Analysis: Key factors in how much to pay for a land lease in today's market
The land letting market has started with gusto for 2018, as dairy, beef, sheep and tillage farmers eagerly await newspaper adverts from local auctioneers to see what's coming up for letting in their area.
Whether it is new land being let for the first time, or land coming back to the market looking for a new tenant, it all generates lively conversation in rural communities. Why is the land owner getting out? Why is it up for letting again? What price will it make? How long is the lease? All these are questions to be asked and answered.
In today's market, the extra profitability in dairy farming places it in pole position when it comes to leasing a holding new to the market. Of course, those wanting to lease in the land will find all the negatives such as, it needs reseeding, the poor fencing/ water supply and of course the ubiquitous 'wet patch'. In contrast, the owners of the land want the best price per acre and their land well cared for the duration of the lease.
However, these two components don't always go together, as the saying goes "an empty house is better than a bad lodger". I have seen land leased for free where the tenant commits to improving the land and at the other end of the scale, payments in excess of €500 per acre by vegetable farmers looking to rotate crops. So, what should be considered when determining how much one should one pay for a land lease in today's market? The following are the factors to consider:
It is fair to say that there is no point in leasing land if you will not make a profit on that land. However, many lease land thinking that farming more land equals more profit, which in my experience is often not the case. More farmers, blindly lease land out of pride just to keep another farmer out or in anticipation of expansion. It is critical to know your plan and profit levels before leasing additional land.
Quality of land

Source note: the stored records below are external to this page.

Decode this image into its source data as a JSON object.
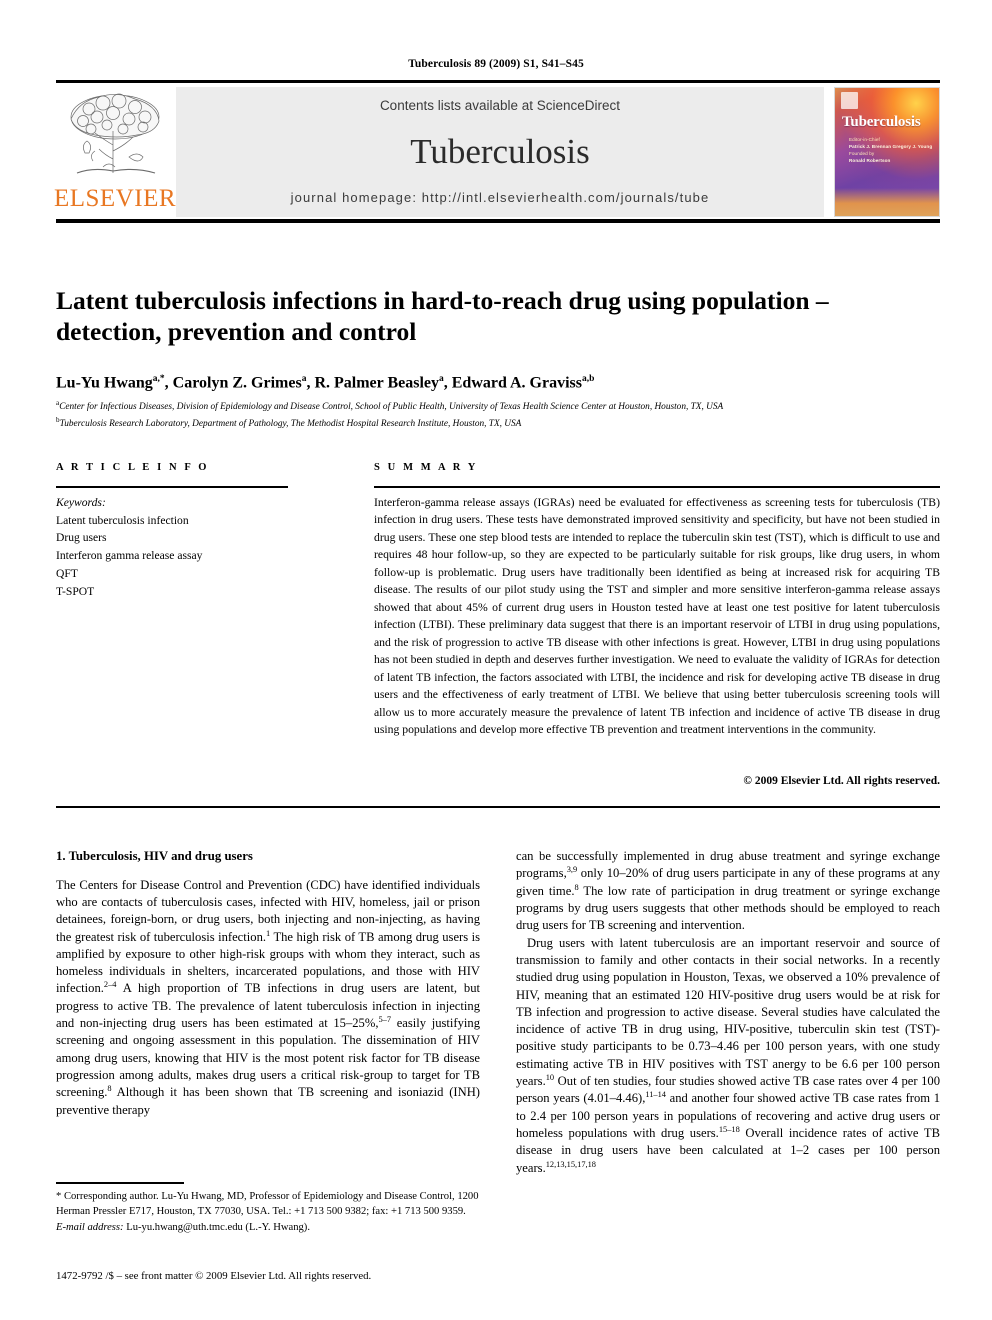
{
  "running_head": "Tuberculosis 89 (2009) S1, S41–S45",
  "masthead": {
    "publisher_name": "ELSEVIER",
    "contents_line": "Contents lists available at ScienceDirect",
    "journal_name": "Tuberculosis",
    "homepage_line": "journal homepage: http://intl.elsevierhealth.com/journals/tube",
    "cover": {
      "title": "Tuberculosis",
      "editor_label": "Editor-in-Chief",
      "editor_names": "Patrick J. Brennan\nGregory J. Young",
      "founding_label": "Founded by",
      "founding_name": "Ronald Robertson"
    }
  },
  "article": {
    "title": "Latent tuberculosis infections in hard-to-reach drug using population – detection, prevention and control",
    "authors_html": "Lu-Yu Hwang<sup>a,</sup><sup>*</sup>, Carolyn Z. Grimes<sup>a</sup>, R. Palmer Beasley<sup>a</sup>, Edward A. Graviss<sup>a,b</sup>",
    "affiliations": [
      "Center for Infectious Diseases, Division of Epidemiology and Disease Control, School of Public Health, University of Texas Health Science Center at Houston, Houston, TX, USA",
      "Tuberculosis Research Laboratory, Department of Pathology, The Methodist Hospital Research Institute, Houston, TX, USA"
    ],
    "affiliation_marks": [
      "a",
      "b"
    ]
  },
  "info_section": {
    "heading": "A R T I C L E   I N F O",
    "keywords_label": "Keywords:",
    "keywords": [
      "Latent tuberculosis infection",
      "Drug users",
      "Interferon gamma release assay",
      "QFT",
      "T-SPOT"
    ]
  },
  "summary_section": {
    "heading": "S U M M A R Y",
    "abstract": "Interferon-gamma release assays (IGRAs) need be evaluated for effectiveness as screening tests for tuberculosis (TB) infection in drug users. These tests have demonstrated improved sensitivity and specificity, but have not been studied in drug users. These one step blood tests are intended to replace the tuberculin skin test (TST), which is difficult to use and requires 48 hour follow-up, so they are expected to be particularly suitable for risk groups, like drug users, in whom follow-up is problematic. Drug users have traditionally been identified as being at increased risk for acquiring TB disease. The results of our pilot study using the TST and simpler and more sensitive interferon-gamma release assays showed that about 45% of current drug users in Houston tested have at least one test positive for latent tuberculosis infection (LTBI). These preliminary data suggest that there is an important reservoir of LTBI in drug using populations, and the risk of progression to active TB disease with other infections is great. However, LTBI in drug using populations has not been studied in depth and deserves further investigation. We need to evaluate the validity of IGRAs for detection of latent TB infection, the factors associated with LTBI, the incidence and risk for developing active TB disease in drug users and the effectiveness of early treatment of LTBI. We believe that using better tuberculosis screening tools will allow us to more accurately measure the prevalence of latent TB infection and incidence of active TB disease in drug using populations and develop more effective TB prevention and treatment interventions in the community.",
    "copyright": "© 2009 Elsevier Ltd. All rights reserved."
  },
  "body": {
    "section_heading": "1. Tuberculosis, HIV and drug users",
    "left_paragraph_html": "The Centers for Disease Control and Prevention (CDC) have identified individuals who are contacts of tuberculosis cases, infected with HIV, homeless, jail or prison detainees, foreign-born, or drug users, both injecting and non-injecting, as having the greatest risk of tuberculosis infection.<sup>1</sup> The high risk of TB among drug users is amplified by exposure to other high-risk groups with whom they interact, such as homeless individuals in shelters, incarcerated populations, and those with HIV infection.<sup>2–4</sup> A high proportion of TB infections in drug users are latent, but progress to active TB. The prevalence of latent tuberculosis infection in injecting and non-injecting drug users has been estimated at 15–25%,<sup>5–7</sup> easily justifying screening and ongoing assessment in this population. The dissemination of HIV among drug users, knowing that HIV is the most potent risk factor for TB disease progression among adults, makes drug users a critical risk-group to target for TB screening.<sup>8</sup> Although it has been shown that TB screening and isoniazid (INH) preventive therapy",
    "right_paragraph_1_html": "can be successfully implemented in drug abuse treatment and syringe exchange programs,<sup>3,9</sup> only 10–20% of drug users participate in any of these programs at any given time.<sup>8</sup> The low rate of participation in drug treatment or syringe exchange programs by drug users suggests that other methods should be employed to reach drug users for TB screening and intervention.",
    "right_paragraph_2_html": "Drug users with latent tuberculosis are an important reservoir and source of transmission to family and other contacts in their social networks. In a recently studied drug using population in Houston, Texas, we observed a 10% prevalence of HIV, meaning that an estimated 120 HIV-positive drug users would be at risk for TB infection and progression to active disease. Several studies have calculated the incidence of active TB in drug using, HIV-positive, tuberculin skin test (TST)-positive study participants to be 0.73–4.46 per 100 person years, with one study estimating active TB in HIV positives with TST anergy to be 6.6 per 100 person years.<sup>10</sup> Out of ten studies, four studies showed active TB case rates over 4 per 100 person years (4.01–4.46),<sup>11–14</sup> and another four showed active TB case rates from 1 to 2.4 per 100 person years in populations of recovering and active drug users or homeless populations with drug users.<sup>15–18</sup> Overall incidence rates of active TB disease in drug users have been calculated at 1–2 cases per 100 person years.<sup>12,13,15,17,18</sup>"
  },
  "footnotes": {
    "corresponding_html": "* Corresponding author. Lu-Yu Hwang, MD, Professor of Epidemiology and Disease Control, 1200 Herman Pressler E717, Houston, TX 77030, USA. Tel.: +1 713 500 9382; fax: +1 713 500 9359.",
    "email_label": "E-mail address:",
    "email_value": "Lu-yu.hwang@uth.tmc.edu (L.-Y. Hwang).",
    "issn_line": "1472-9792 /$ – see front matter © 2009 Elsevier Ltd. All rights reserved."
  },
  "colors": {
    "elsevier_orange": "#E87722",
    "band_gray": "#ECECEC",
    "text_black": "#000000"
  }
}
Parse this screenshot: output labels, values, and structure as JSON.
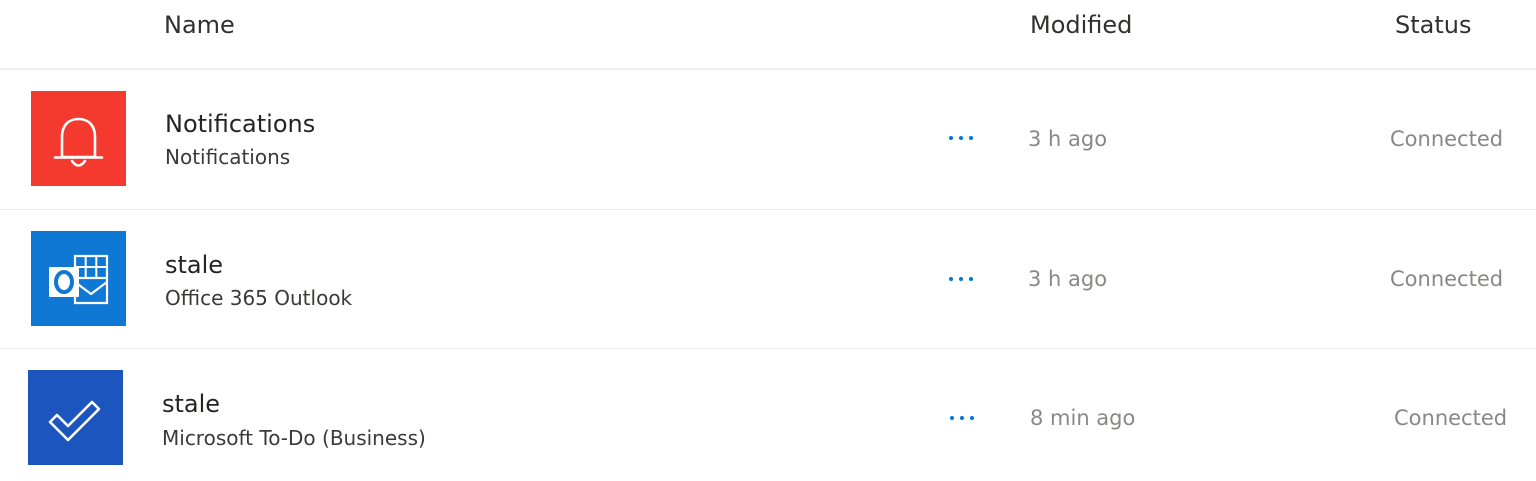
{
  "header": {
    "name_label": "Name",
    "modified_label": "Modified",
    "status_label": "Status"
  },
  "connections": [
    {
      "title": "Notifications",
      "subtitle": "Notifications",
      "modified": "3 h ago",
      "status": "Connected",
      "icon": "bell-icon",
      "icon_bg": "#f4392e"
    },
    {
      "title": "stale",
      "subtitle": "Office 365 Outlook",
      "modified": "3 h ago",
      "status": "Connected",
      "icon": "outlook-icon",
      "icon_bg": "#0f78d4"
    },
    {
      "title": "stale",
      "subtitle": "Microsoft To-Do (Business)",
      "modified": "8 min ago",
      "status": "Connected",
      "icon": "todo-check-icon",
      "icon_bg": "#1c55bd"
    }
  ],
  "colors": {
    "more_dots": "#0078d4",
    "muted_text": "#8a8886"
  }
}
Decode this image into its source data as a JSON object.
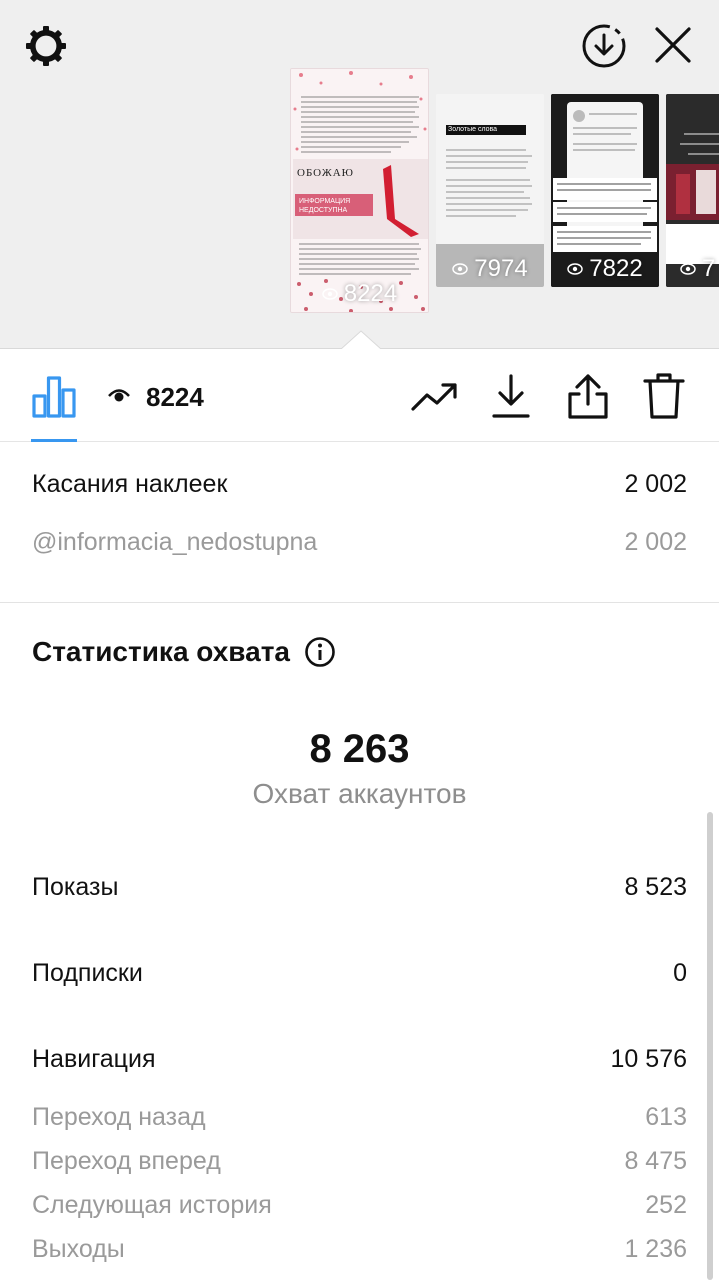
{
  "header": {
    "settings_icon": "gear-icon",
    "download_icon": "download-circle-icon",
    "close_icon": "close-icon"
  },
  "stories": [
    {
      "views": "8224",
      "title": "ОБОЖАЮ",
      "subtitle": "ИНФОРМАЦИЯ НЕДОСТУПНА"
    },
    {
      "views": "7974",
      "heading": "Золотые слова"
    },
    {
      "views": "7822"
    },
    {
      "views": "7"
    }
  ],
  "toolbar": {
    "views": "8224",
    "icons": [
      "bar-chart-icon",
      "eye-icon",
      "trending-icon",
      "download-icon",
      "share-icon",
      "trash-icon"
    ]
  },
  "stickers": {
    "label": "Касания наклеек",
    "value": "2 002",
    "mention_label": "@informacia_nedostupna",
    "mention_value": "2 002"
  },
  "reach": {
    "title": "Статистика охвата",
    "info_icon": "info-icon",
    "accounts_value": "8 263",
    "accounts_label": "Охват аккаунтов",
    "impressions_label": "Показы",
    "impressions_value": "8 523",
    "follows_label": "Подписки",
    "follows_value": "0",
    "navigation_label": "Навигация",
    "navigation_value": "10 576",
    "back_label": "Переход назад",
    "back_value": "613",
    "forward_label": "Переход вперед",
    "forward_value": "8 475",
    "next_label": "Следующая история",
    "next_value": "252",
    "exits_label": "Выходы",
    "exits_value": "1 236"
  },
  "colors": {
    "accent": "#3897f0",
    "top_bg": "#efefef",
    "grey_text": "#9a9a9a"
  }
}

The tonnes of grass or corn grown per hectare is directly related to the profitability of that land. Quality of land is the key to good productivity. What is often called 'warm land', ie dry, low lying, sheltered, south facing, brown/red soils, deliver the best productivity, and paying a premium is justified.